This is the reason most people go to Marienplatz- the glockenspiel!  Every day at 11am and once again at noon these little figures do a joust, followed by a little dance to thwart off the plague.  It is, in short, a precursor to any mechanized scene you’ve seen at an amusement park, and there are a bunch of videos on YouTube if you have a burning desire to see it in full.


A shot of Marienplatz during the glockenspiel, filled with more  tourists than I’ve seen here in Munich at any other time.  All I could think of is how crazy it must be in the summer.


The towers of the main cathedral in Munich, which was built in an astonishing 20 years (it’s a pretty simple design, and they used brick).  The second tower is currently undergoing renovation just like everything else in Munich- this isn’t tourist season yet so everyone who needs renovations done is frantically trying to finish them now, from various beerhouses to the lobby area in my hostel.  It almost feels like finding yourself on a stage set before the actual performance.


A picture of the wares in a tourist store, where the prominently displayed items are knives and beer steins.  I am including this here to tell my brother that he should get to Munich as soon as possible.


In heaven there is no beer, that’s why we drink it here, and when we’re no longer here, our friends will be drinking all the beer!

It’s Munich.  In Lent, when they brew the beer even stronger.  What did you expect?

And as a final note, I was curious to find out what kind of people travel Europe as I was only certain that it’s different than the crowd in Asia.  Verdict?  It feels like there are more Americans here than there were in all of Asia, as it is spring break back home so lots of college students have hit the road.  I should’ve thought of that…

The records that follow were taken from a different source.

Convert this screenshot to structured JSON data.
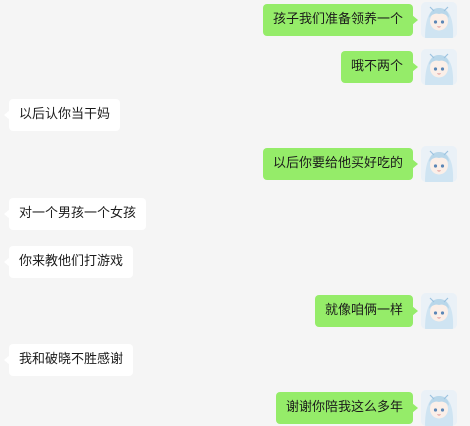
{
  "chat": {
    "messages": [
      {
        "side": "me",
        "text": "孩子我们准备领养一个"
      },
      {
        "side": "me",
        "text": "哦不两个"
      },
      {
        "side": "other",
        "text": "以后认你当干妈"
      },
      {
        "side": "me",
        "text": "以后你要给他买好吃的"
      },
      {
        "side": "other",
        "text": "对一个男孩一个女孩"
      },
      {
        "side": "other",
        "text": "你来教他们打游戏"
      },
      {
        "side": "me",
        "text": "就像咱俩一样"
      },
      {
        "side": "other",
        "text": "我和破晓不胜感谢"
      },
      {
        "side": "me",
        "text": "谢谢你陪我这么多年"
      }
    ]
  },
  "colors": {
    "background": "#f5f5f5",
    "my_bubble": "#95ec69",
    "other_bubble": "#ffffff"
  },
  "icons": {
    "my_avatar": "anime-girl-avatar-icon"
  }
}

Other than the Americans, I did have a fun night two nights ago when I had dinner in a beerhaus that has been doling out food and drinks for centuries.  I ended up spending the evening talking with two German gents on business in Munich, so we got into a great conversation about the differences in our cultures and perceptions. (For example, the Germans would like to ask you to please stop assuming everyone is evil.)  The most entertaining part of the night by far was when they decided we were speaking enough English so it was time to start speaking German- a language I’ve never learned so things got a touch one-sided, but I’m proud to say I lasted about fifteen minutes before we needed to abandon the venture.

So now most of my vocabulary in German relates to beer, how to order pretzels, and why yes, I am a jelly donut.  Prost!